Regression analysis with geographic information needs to take into consideration the inherent spatial autocorrelation and heterogeneity of the data. Due to such spatial effects, it is found that local regression such as the geographically weighted regression (GWR) tends to capture the relationships better. In addition, in panel data analysis, the variable coefficient panel regression can borrow such ideas of spatial autocorrelation and heterogeneity to develop models that would fit the data better and produce more accurate results than the pooled models. Despite the fact that both methods are well developed and utilized, models that take advantage of both methods simultaneously have eluded the research community. Combination of GWR and panel data analysis techniques has an obvious benefit: the added temporal dimension enlarges the sample size hence contains more degrees of freedom, adds more variability, renders less collinearity among the variables, and gives more efficiency for estimation. This research, for the first time, attempts such combination using a short regional development panel data from 1995 – 2001 of the Greater Beijing Area (GBA), China. A geographically weighted panel regression (GWPR) model is developed and compared with both cross-sectional GWR and panel regression. The very promising results from the study reveals that the GWPR indeed produced better and clearer results than both cross-sectional GWR and the panel data model. This indicates that the new method would potentially produce substantial new patterns and new findings that cannot be revealed via pure cross-sectional or time-series analysis.
About Dr. Danlin Yu
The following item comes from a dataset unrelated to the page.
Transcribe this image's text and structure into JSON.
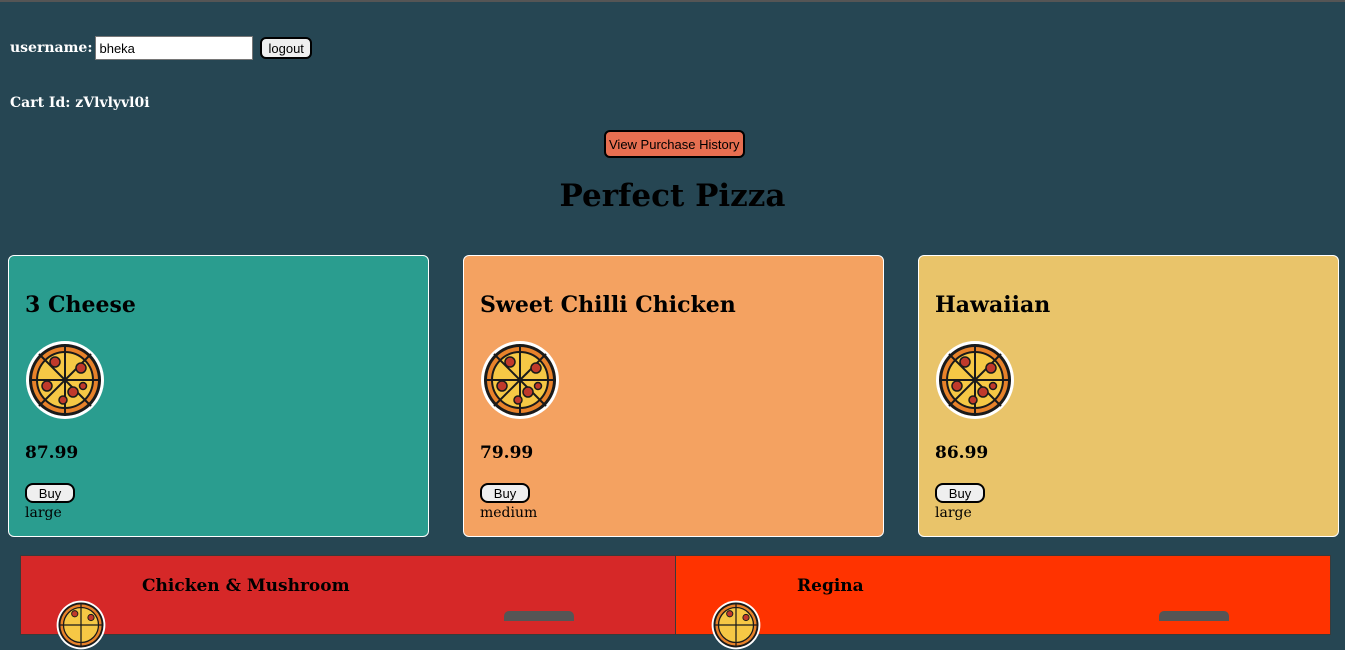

Dr. Danlin Yu is an associate professor of GIS and Urban Geography. Dr. Yu has over 10 years of geographic information analysis, cartographical design and presentation, statistical analysis, urban and regional planning and system dynamic modeling experiences, and has published widely in these fields with more than 60 peer-reviewed articles (in both Chinese and English). Dr. Yu has strong statistical analysis skills (especially spatial statistical and geostatsitcal) applied to the fields of spatial data interpolation, urbanization and planning, regional planning, public health, and population prediction, and strong system dynamic modeling skills that have been applied to urban dynamics simulation, sustainability studies and environmental management.